He said hunters are still wary of changes. Some don’t believe there is a significant impact from using lead ammo, which is also harder to find and more expensive.
“We’re quick to get a new phone, but with hunting, really slow to adopt new technology,” Scherbinski said.
Another speaker talked about the difficulties California’s Department of Fish and Wildlife has had dealing with non-native game populations on Catalina Island, just off the coast of Los Angeles. Bison, brought to the island for a movie shoot in the 1920s, took off with the lack of natural predators, as did mule deer, first brought in for hunting, which are now eating away local vegetation.
Workshop organizer Luke Macaulay said he put the event together in part because, while there has traditionally been a strong bond between hunters and conservationists, he has seen an influx of new people into the conservation movement with little background or understanding of hunting and its role.

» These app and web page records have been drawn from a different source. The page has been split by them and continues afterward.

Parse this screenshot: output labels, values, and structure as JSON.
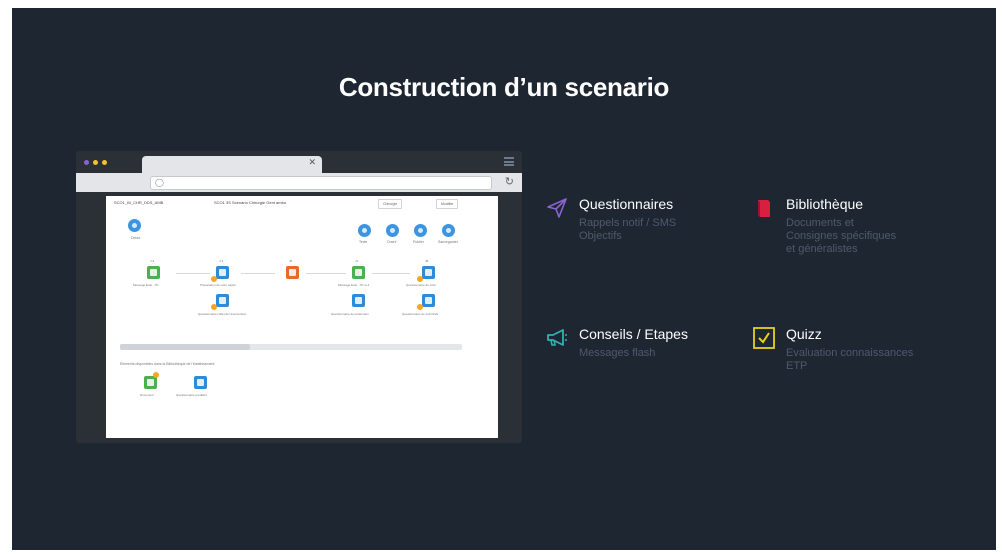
{
  "slide": {
    "title": "Construction d’un scenario"
  },
  "browser": {
    "screen": {
      "header_left": "SCO1_BI_CHR_DDS_AMB",
      "header_mid": "SCO1 3S Scenario Chirurgie Gent ambu",
      "header_select": "Chirurgie",
      "header_button": "Modifier",
      "start_label": "Debut",
      "actions": [
        "Texte",
        "Ouvrir",
        "Publier",
        "Sauvegarder"
      ],
      "nodes": [
        {
          "top": "J-3",
          "label": "Message Eval - TN"
        },
        {
          "top": "J-3",
          "label": "Préparation de votre séjour"
        },
        {
          "top": "J0",
          "label": ""
        },
        {
          "top": "J1",
          "label": "Message Eval - TN J+1"
        },
        {
          "top": "J8",
          "label": "Questionnaire de suivi"
        }
      ],
      "sub_nodes": [
        "Questionnaire l'effet de l'intervention",
        "Questionnaire de lendemain",
        "Questionnaire de suivi EVA"
      ],
      "library_label": "Éléments disponibles dans la Bibliothèque de l'établissement",
      "library_items": [
        "Document",
        "Questionnaire prédéfini"
      ]
    }
  },
  "features": [
    {
      "icon": "paper-plane-icon",
      "title": "Questionnaires",
      "desc": [
        "Rappels notif / SMS",
        "Objectifs"
      ]
    },
    {
      "icon": "book-icon",
      "title": "Bibliothèque",
      "desc": [
        "Documents et",
        "Consignes spécifiques",
        "et généralistes"
      ]
    },
    {
      "icon": "megaphone-icon",
      "title": "Conseils / Etapes",
      "desc": [
        "Messages flash"
      ]
    },
    {
      "icon": "checkbox-icon",
      "title": "Quizz",
      "desc": [
        "Evaluation connaissances",
        "ETP"
      ]
    }
  ],
  "colors": {
    "background": "#1e2632",
    "accent_purple": "#8a63d2",
    "accent_red": "#d81f3f",
    "accent_teal": "#2fb3b0",
    "accent_yellow": "#e8d21a",
    "desc_text": "#4e5a6a"
  }
}
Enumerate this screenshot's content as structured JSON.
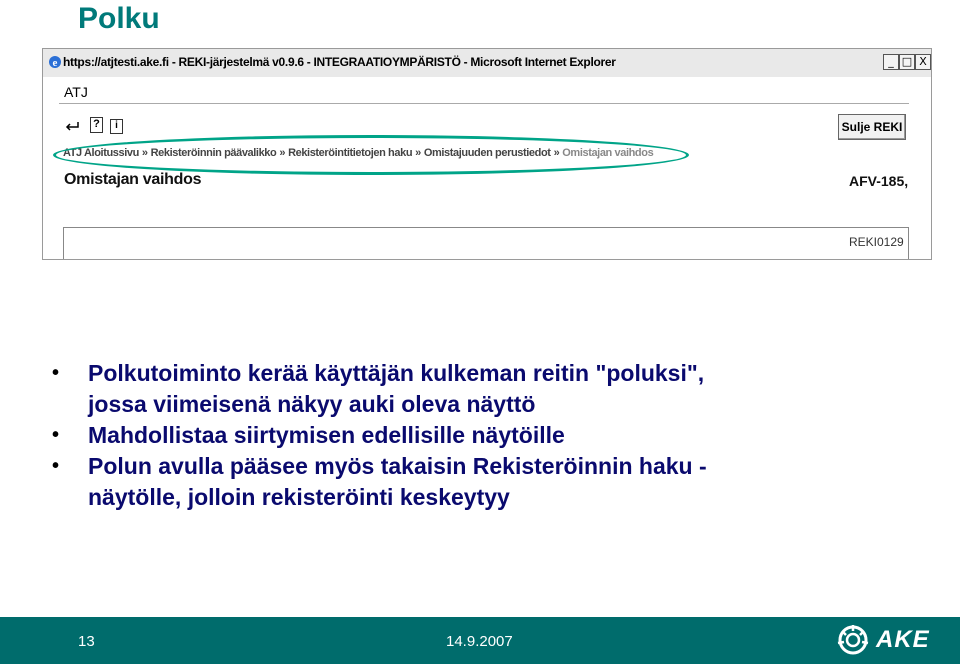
{
  "slide": {
    "title": "Polku"
  },
  "window": {
    "title": "https://atjtesti.ake.fi - REKI-järjestelmä v0.9.6 - INTEGRAATIOYMPÄRISTÖ - Microsoft Internet Explorer",
    "controls": [
      "_",
      "□",
      "X"
    ],
    "app_logo": "ATJ",
    "help_label": "?",
    "info_label": "i",
    "close_button_label": "Sulje REKI",
    "breadcrumb": [
      "ATJ Aloitussivu",
      "Rekisteröinnin päävalikko",
      "Rekisteröintitietojen haku",
      "Omistajuuden perustiedot",
      "Omistajan vaihdos"
    ],
    "breadcrumb_separator": "»",
    "page_heading": "Omistajan vaihdos",
    "vehicle_id": "AFV-185,",
    "screen_code": "REKI0129",
    "highlight_color": "#00a488"
  },
  "bullets": [
    {
      "lines": [
        "Polkutoiminto kerää käyttäjän kulkeman reitin \"poluksi\",",
        "jossa viimeisenä näkyy auki oleva näyttö"
      ]
    },
    {
      "lines": [
        "Mahdollistaa siirtymisen edellisille näytöille"
      ]
    },
    {
      "lines": [
        "Polun avulla pääsee myös takaisin Rekisteröinnin haku -",
        "näytölle, jolloin rekisteröinti keskeytyy"
      ]
    }
  ],
  "footer": {
    "page_number": "13",
    "date": "14.9.2007",
    "logo_text": "AKE",
    "background": "#006c6c"
  }
}
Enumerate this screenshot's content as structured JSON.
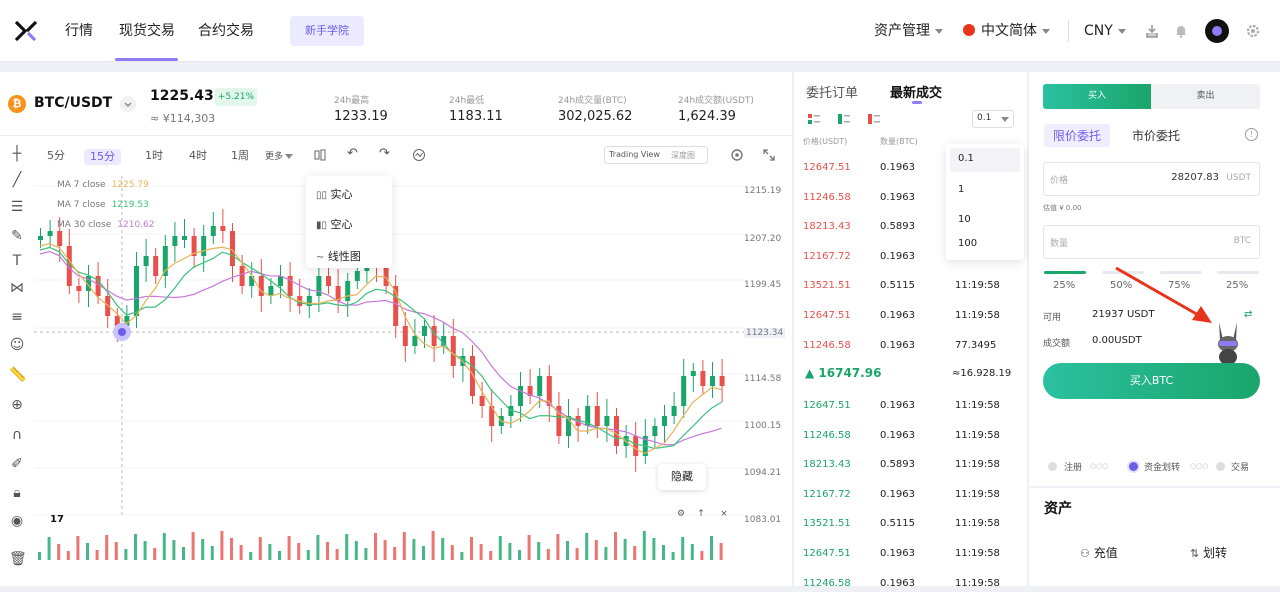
{
  "nav": {
    "items": [
      "行情",
      "现货交易",
      "合约交易"
    ],
    "newbie": "新手学院",
    "asset_mgmt": "资产管理",
    "language": "中文简体",
    "currency": "CNY"
  },
  "ticker": {
    "pair": "BTC/USDT",
    "coin_symbol": "₿",
    "price": "1225.43",
    "change": "+5.21%",
    "price_cny": "≈ ¥114,303",
    "stats": [
      {
        "label": "24h最高",
        "value": "1233.19"
      },
      {
        "label": "24h最低",
        "value": "1183.11"
      },
      {
        "label": "24h成交量(BTC)",
        "value": "302,025.62"
      },
      {
        "label": "24h成交额(USDT)",
        "value": "1,624.39"
      }
    ]
  },
  "chart_toolbar": {
    "timeframes": [
      "5分",
      "15分",
      "1时",
      "4时",
      "1周"
    ],
    "active_timeframe": "15分",
    "more": "更多",
    "view_tradingview": "Trading View",
    "view_depth": "深度图"
  },
  "chart_menu": [
    "实心",
    "空心",
    "线性图"
  ],
  "chart_hide": "隐藏",
  "chart_data": {
    "type": "candlestick",
    "ma_legend": [
      {
        "label": "MA 7 close",
        "value": "1225.79",
        "color": "#e6b45a"
      },
      {
        "label": "MA 7 close",
        "value": "1219.53",
        "color": "#3bc27a"
      },
      {
        "label": "MA 30 close",
        "value": "1210.62",
        "color": "#c778d8"
      }
    ],
    "y_ticks": [
      "1215.19",
      "1207.20",
      "1199.45",
      "1123.34",
      "1114.58",
      "1100.15",
      "1094.21",
      "1083.01"
    ],
    "up_color": "#1aa56a",
    "down_color": "#e8514b"
  },
  "orderbook": {
    "tab_orders": "委托订单",
    "tab_trades": "最新成交",
    "depth_value": "0.1",
    "depth_options": [
      "0.1",
      "1",
      "10",
      "100"
    ],
    "col_price": "价格(USDT)",
    "col_amount": "数量(BTC)",
    "asks": [
      {
        "price": "12647.51",
        "amount": "0.1963",
        "time": ""
      },
      {
        "price": "11246.58",
        "amount": "0.1963",
        "time": ""
      },
      {
        "price": "18213.43",
        "amount": "0.5893",
        "time": ""
      },
      {
        "price": "12167.72",
        "amount": "0.1963",
        "time": ""
      },
      {
        "price": "13521.51",
        "amount": "0.5115",
        "time": "11:19:58"
      },
      {
        "price": "12647.51",
        "amount": "0.1963",
        "time": "11:19:58"
      },
      {
        "price": "11246.58",
        "amount": "0.1963",
        "time": "77.3495"
      }
    ],
    "last_price": "16747.96",
    "last_cny": "≈16.928.19",
    "bids": [
      {
        "price": "12647.51",
        "amount": "0.1963",
        "time": "11:19:58"
      },
      {
        "price": "11246.58",
        "amount": "0.1963",
        "time": "11:19:58"
      },
      {
        "price": "18213.43",
        "amount": "0.5893",
        "time": "11:19:58"
      },
      {
        "price": "12167.72",
        "amount": "0.1963",
        "time": "11:19:58"
      },
      {
        "price": "13521.51",
        "amount": "0.5115",
        "time": "11:19:58"
      },
      {
        "price": "12647.51",
        "amount": "0.1963",
        "time": "11:19:58"
      },
      {
        "price": "11246.58",
        "amount": "0.1963",
        "time": "11:19:58"
      }
    ]
  },
  "trade": {
    "buy_tab": "买入",
    "sell_tab": "卖出",
    "limit": "限价委托",
    "market": "市价委托",
    "price_ph": "价格",
    "price_val": "28207.83",
    "price_unit": "USDT",
    "estimate": "估值 ¥ 0.00",
    "amount_ph": "数量",
    "amount_unit": "BTC",
    "percents": [
      "25%",
      "50%",
      "75%",
      "25%"
    ],
    "available_label": "可用",
    "available_value": "21937 USDT",
    "filled_label": "成交额",
    "filled_value": "0.00USDT",
    "buy_button": "买入BTC",
    "steps": [
      "注册",
      "资金划转",
      "交易"
    ]
  },
  "assets": {
    "title": "资产",
    "deposit": "充值",
    "transfer": "划转"
  }
}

Macaulay, who is studying for his doctorate in environmental science from Berkeley, said he wanted the talks to be a starting place for building bridges between hunters and non-hunters.
“We want to demystify it, make it less scary,” he said.
Apart from a few very public wedge issues, like wolves, hunters and conservationists should have a lot in common, Macaulay said. The taxes and fees they pay are an important part of funding for wildlife agencies, and hunters need to come back to the table and be a major part of wildland discussions, he said.
“The stakes are too high for our messages to be watered down,” Macaulay said.